- _AVAILABLE DATA_:
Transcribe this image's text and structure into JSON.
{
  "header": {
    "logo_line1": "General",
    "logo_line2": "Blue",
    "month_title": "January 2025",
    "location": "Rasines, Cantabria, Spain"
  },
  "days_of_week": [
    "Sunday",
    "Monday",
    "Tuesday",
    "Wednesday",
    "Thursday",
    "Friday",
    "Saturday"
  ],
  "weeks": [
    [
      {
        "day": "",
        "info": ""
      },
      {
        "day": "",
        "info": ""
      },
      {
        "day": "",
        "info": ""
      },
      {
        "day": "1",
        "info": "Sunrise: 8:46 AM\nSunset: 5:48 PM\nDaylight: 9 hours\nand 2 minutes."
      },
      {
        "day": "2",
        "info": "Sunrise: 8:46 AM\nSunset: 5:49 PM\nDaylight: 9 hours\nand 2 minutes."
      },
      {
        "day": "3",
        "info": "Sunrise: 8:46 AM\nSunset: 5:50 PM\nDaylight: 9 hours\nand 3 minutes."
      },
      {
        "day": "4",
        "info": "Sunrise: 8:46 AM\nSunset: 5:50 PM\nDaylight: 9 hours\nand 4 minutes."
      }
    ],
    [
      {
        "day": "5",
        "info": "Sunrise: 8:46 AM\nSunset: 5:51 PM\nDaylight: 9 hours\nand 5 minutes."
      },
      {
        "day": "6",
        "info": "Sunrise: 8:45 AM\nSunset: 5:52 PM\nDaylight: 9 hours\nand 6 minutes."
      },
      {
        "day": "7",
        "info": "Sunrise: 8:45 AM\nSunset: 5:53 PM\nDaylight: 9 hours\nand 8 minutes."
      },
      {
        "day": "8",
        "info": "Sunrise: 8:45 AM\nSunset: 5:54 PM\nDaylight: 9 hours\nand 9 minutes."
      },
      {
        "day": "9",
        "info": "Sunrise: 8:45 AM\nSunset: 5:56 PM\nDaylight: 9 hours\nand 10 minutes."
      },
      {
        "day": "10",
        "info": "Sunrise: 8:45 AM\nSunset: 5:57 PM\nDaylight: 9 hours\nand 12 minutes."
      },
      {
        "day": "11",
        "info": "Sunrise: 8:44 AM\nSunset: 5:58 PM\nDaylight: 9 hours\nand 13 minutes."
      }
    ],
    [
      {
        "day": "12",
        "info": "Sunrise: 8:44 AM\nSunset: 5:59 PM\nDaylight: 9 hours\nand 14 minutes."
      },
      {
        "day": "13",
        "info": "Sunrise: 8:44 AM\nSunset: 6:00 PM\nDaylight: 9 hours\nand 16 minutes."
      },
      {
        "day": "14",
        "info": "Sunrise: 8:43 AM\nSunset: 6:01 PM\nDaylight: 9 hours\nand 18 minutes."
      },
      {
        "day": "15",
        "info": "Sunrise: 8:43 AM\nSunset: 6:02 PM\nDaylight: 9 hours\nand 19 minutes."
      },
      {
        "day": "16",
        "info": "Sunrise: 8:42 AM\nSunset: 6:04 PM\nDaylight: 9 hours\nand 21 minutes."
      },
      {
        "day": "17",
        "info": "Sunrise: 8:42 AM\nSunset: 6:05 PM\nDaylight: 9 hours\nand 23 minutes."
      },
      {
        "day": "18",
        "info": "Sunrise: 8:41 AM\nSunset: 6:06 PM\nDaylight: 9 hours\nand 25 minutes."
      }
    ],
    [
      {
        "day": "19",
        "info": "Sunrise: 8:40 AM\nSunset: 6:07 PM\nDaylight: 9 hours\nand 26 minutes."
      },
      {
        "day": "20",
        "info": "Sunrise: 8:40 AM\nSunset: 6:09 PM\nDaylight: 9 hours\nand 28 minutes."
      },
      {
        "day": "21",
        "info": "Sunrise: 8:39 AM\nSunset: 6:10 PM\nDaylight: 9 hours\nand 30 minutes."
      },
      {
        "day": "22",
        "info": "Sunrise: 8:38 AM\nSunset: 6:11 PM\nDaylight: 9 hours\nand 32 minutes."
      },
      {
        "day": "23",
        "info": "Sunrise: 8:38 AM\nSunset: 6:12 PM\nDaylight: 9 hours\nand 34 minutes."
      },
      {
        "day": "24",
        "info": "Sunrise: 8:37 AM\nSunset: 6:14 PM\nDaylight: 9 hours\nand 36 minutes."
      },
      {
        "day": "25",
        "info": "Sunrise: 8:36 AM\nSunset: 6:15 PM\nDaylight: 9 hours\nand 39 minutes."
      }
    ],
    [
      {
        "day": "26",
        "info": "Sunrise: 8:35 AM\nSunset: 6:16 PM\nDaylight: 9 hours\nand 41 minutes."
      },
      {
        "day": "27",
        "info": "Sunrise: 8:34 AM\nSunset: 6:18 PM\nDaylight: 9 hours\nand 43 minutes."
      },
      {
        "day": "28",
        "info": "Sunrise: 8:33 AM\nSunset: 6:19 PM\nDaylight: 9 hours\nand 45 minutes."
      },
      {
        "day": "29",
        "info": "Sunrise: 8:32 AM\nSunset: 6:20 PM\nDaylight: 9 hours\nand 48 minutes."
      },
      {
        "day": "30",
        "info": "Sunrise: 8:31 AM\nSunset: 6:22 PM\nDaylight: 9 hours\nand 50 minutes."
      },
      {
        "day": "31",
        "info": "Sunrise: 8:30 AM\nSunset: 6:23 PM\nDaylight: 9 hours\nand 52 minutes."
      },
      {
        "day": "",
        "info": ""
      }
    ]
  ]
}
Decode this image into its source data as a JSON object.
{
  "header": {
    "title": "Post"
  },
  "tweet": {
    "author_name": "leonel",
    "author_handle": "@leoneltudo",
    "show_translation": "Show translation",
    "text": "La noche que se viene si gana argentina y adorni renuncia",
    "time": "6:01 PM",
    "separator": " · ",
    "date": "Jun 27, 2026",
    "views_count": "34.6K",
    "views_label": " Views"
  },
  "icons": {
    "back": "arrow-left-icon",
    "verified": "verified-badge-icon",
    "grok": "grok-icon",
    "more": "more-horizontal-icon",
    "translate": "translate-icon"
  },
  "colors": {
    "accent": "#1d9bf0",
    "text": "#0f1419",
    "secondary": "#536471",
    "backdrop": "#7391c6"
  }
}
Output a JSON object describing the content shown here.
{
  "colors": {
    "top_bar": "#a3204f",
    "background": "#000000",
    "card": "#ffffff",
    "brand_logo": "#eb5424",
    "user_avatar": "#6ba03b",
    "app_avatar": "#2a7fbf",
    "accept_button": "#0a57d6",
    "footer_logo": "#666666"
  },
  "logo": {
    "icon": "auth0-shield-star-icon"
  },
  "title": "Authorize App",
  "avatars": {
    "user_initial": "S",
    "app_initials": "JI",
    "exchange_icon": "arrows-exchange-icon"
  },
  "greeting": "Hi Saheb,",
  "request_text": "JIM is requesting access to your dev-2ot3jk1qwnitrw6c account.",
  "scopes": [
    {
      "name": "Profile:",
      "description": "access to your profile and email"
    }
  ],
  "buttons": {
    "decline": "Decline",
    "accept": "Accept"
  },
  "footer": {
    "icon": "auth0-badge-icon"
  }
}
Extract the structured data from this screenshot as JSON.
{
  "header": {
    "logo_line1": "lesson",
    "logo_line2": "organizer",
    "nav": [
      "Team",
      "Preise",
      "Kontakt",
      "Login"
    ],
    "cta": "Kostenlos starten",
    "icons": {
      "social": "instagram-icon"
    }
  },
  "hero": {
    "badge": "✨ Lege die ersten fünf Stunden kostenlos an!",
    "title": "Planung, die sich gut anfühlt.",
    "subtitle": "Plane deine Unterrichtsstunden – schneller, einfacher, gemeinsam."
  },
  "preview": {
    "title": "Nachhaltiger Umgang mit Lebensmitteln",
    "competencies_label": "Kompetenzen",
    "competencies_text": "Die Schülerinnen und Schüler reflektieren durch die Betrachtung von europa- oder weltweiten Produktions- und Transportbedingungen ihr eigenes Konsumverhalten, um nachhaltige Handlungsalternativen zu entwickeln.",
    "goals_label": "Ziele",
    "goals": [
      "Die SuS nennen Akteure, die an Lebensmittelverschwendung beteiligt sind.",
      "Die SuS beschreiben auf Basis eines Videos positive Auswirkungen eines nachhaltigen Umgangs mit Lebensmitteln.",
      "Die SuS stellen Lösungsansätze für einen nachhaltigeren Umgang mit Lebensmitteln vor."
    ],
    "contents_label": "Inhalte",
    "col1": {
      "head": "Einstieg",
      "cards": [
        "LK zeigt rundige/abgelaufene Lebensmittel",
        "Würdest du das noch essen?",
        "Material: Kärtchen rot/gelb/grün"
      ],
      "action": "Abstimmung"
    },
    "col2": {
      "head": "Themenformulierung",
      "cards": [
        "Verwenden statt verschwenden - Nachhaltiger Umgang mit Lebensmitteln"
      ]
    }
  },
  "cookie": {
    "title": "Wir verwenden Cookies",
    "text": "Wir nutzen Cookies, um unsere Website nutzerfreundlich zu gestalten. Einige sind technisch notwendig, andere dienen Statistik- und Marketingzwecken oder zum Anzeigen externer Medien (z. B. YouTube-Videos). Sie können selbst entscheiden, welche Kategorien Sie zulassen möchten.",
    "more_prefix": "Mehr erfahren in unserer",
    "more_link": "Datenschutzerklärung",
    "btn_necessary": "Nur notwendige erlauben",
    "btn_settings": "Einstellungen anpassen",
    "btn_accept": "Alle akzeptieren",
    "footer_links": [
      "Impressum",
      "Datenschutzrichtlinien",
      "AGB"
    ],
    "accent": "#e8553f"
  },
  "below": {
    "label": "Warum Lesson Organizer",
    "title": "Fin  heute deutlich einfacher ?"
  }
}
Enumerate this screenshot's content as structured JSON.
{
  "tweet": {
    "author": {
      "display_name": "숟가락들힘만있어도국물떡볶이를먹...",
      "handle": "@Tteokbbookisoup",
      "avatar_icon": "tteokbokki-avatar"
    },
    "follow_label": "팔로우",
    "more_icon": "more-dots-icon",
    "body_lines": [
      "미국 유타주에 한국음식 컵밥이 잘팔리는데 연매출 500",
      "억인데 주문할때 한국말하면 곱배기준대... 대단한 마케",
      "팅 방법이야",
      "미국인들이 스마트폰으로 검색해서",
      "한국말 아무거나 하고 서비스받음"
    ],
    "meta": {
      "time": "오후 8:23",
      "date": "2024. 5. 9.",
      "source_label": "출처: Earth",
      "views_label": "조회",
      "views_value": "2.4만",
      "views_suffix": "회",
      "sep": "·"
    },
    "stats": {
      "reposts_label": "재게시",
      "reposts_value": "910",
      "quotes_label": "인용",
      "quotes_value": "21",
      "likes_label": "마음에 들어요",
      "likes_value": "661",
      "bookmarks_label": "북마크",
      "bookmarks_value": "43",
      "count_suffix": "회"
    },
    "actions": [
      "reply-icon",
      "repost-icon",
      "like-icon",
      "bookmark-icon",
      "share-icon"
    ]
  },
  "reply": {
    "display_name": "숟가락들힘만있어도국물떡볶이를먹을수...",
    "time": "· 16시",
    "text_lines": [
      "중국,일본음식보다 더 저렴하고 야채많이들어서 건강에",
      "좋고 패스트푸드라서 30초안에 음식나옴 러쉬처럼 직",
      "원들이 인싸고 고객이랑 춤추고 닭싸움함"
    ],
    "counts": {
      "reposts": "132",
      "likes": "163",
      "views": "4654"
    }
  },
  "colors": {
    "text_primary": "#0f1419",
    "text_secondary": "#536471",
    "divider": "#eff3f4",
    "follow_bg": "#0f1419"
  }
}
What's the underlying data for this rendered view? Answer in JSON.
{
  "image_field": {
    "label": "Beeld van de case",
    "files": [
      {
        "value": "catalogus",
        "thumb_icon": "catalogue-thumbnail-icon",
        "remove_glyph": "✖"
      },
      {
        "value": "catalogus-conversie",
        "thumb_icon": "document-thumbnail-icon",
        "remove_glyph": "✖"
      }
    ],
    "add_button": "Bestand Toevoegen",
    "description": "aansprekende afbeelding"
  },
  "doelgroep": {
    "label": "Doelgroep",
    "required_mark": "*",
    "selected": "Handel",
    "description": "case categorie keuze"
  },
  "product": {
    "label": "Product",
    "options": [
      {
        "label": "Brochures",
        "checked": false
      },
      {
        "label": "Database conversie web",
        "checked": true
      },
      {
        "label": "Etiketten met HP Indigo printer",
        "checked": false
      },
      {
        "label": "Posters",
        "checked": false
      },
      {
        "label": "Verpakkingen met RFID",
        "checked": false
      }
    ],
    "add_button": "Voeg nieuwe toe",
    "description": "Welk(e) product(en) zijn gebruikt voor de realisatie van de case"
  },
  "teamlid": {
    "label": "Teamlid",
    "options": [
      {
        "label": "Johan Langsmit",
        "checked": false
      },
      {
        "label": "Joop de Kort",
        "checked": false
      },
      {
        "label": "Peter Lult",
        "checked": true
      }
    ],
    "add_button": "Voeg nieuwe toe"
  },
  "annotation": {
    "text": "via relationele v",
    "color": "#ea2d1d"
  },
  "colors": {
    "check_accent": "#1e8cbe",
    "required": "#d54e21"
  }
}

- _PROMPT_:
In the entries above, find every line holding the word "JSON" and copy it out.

- _RESPONSE TO THE TASK_:
Transcribe this image's text and structure into JSON.
Decode this image into its source data as a JSON object.
Output a JSON object describing the content shown here.
Extract the structured data from this screenshot as JSON.
Enumerate this screenshot's content as structured JSON.
What's the underlying data for this rendered view? Answer in JSON.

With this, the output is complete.